ImpactAlpha, Dec. 11 – Founders get the glory, but it’s the operators behind them that build the companies.
Mallun Yen, co-founder of SaaStr, wants to harness the skills and experience of coders and lawyers and engineers. Yen’s Operator Collective raised $45 million from more than 100 such operators from companies including Stripe, Gusto and Slack. Nine out of 10 of the investors are women and 40% are people of color.
The thesis: Limited partners with diverse backgrounds and deep operational experience can help the fund invest in and support entrepreneurs overlooked and undervalued by traditional venture capital funds.
“Our approach to venture investing is the same as how we build companies — with collaboration, inclusivity, efficiency, and transparency as part of our DNA,” said Yen.
Already the fund has backed seven business-to-business companies, including Guild Education, a Denver B Corp that reskills frontline workers, and inclusive hiring platform Searchlight. Both firms recently raised investment rounds (see “Reskilling frontline workers, Guild Education becomes a B Corp unicorn“).
“Operators are the people who actually build companies,” said Cynthia Muller of Kellogg Foundation, one of the fund’s institutional investors, which saw an opportunity to reduce systematically bias in venture capital. Last week, Kellogg backed Harlem Capital, which closed a $40 million fund to invest in U.S. companies led by women and founders of color. “We saw the value in what Mallun is building,” says Muller.

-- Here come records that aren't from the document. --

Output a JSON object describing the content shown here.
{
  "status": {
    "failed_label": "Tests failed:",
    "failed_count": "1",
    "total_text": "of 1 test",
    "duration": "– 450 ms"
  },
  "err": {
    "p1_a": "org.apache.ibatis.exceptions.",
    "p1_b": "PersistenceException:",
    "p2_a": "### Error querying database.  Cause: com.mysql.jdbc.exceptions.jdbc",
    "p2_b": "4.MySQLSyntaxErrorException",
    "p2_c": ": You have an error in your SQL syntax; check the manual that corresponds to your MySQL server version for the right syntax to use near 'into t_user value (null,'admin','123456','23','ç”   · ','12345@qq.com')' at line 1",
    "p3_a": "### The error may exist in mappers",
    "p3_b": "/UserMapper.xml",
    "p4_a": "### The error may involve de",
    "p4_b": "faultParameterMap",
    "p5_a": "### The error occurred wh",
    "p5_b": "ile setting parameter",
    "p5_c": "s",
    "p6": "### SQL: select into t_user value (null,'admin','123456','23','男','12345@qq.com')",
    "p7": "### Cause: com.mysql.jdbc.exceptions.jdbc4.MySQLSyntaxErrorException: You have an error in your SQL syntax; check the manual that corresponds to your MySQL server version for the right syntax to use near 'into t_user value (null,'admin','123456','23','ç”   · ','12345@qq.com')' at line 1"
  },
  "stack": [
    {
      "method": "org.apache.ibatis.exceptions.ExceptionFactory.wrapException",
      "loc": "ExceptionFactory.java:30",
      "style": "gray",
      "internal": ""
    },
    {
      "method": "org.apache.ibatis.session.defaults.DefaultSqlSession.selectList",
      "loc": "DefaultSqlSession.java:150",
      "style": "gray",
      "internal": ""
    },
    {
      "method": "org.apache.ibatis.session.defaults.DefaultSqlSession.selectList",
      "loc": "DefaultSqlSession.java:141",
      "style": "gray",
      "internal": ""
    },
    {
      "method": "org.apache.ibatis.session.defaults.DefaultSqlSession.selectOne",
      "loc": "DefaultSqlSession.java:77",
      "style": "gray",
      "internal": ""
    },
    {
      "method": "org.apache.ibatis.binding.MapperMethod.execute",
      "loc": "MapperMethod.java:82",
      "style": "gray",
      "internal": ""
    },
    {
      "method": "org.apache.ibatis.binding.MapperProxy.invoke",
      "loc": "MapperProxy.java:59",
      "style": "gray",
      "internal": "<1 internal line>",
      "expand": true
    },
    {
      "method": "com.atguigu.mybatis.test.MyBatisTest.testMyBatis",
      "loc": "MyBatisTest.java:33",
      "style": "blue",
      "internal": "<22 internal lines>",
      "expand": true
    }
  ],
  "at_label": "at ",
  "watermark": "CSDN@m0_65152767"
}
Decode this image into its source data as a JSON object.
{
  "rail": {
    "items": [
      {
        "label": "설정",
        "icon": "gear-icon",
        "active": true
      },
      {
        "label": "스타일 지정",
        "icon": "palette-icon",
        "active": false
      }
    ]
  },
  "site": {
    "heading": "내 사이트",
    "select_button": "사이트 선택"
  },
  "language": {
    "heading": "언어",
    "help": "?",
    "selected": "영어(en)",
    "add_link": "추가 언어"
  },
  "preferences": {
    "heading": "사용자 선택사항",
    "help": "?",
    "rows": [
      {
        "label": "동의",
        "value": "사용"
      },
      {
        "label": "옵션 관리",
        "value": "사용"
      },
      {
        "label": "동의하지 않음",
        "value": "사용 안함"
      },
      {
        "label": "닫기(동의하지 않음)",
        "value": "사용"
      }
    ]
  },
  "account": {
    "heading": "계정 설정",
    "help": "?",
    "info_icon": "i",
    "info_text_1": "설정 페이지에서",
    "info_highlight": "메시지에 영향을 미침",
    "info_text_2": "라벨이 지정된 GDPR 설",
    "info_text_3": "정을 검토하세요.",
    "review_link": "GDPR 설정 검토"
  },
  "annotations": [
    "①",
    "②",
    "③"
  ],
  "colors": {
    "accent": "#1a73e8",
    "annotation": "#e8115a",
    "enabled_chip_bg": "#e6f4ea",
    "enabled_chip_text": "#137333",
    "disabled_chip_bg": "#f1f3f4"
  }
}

Other investors in the first-time fund included University of Minnesota, Michigan State University, Bloomberg Beta, Kapor Capital, the Perkins Fund, and Gingerbread Capital.